Report each line of the data that has "label" somewhere in it.

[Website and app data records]
# # # # #
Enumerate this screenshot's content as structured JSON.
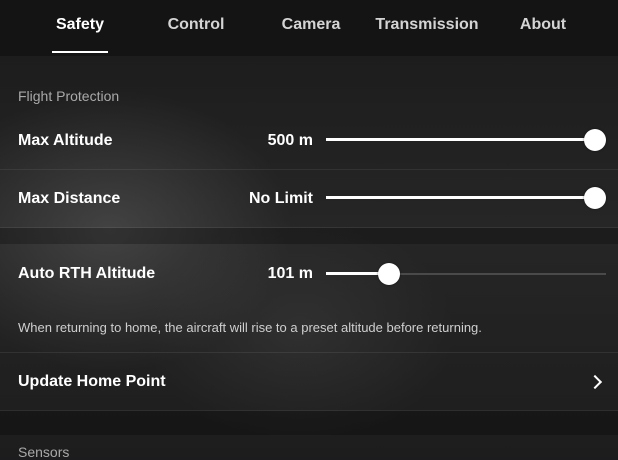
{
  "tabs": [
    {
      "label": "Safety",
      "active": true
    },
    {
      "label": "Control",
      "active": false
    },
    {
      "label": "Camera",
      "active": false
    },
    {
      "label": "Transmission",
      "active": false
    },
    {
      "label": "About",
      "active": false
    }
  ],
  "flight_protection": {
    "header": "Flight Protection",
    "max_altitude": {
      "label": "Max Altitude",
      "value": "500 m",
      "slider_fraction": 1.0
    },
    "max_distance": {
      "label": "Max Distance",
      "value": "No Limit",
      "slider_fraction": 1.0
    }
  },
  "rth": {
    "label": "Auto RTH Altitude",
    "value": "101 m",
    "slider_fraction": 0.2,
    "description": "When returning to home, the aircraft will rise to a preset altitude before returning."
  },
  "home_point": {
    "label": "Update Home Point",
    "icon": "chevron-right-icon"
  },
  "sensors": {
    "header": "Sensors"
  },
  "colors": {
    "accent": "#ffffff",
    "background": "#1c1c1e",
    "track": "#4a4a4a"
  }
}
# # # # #
EXERCISE SOLUTION ▸
      "label": "Safety",
      "label": "Control",
      "label": "Camera",
      "label": "Transmission",
      "label": "About",
      "label": "Max Altitude",
      "label": "Max Distance",
    "label": "Auto RTH Altitude",
    "label": "Update Home Point",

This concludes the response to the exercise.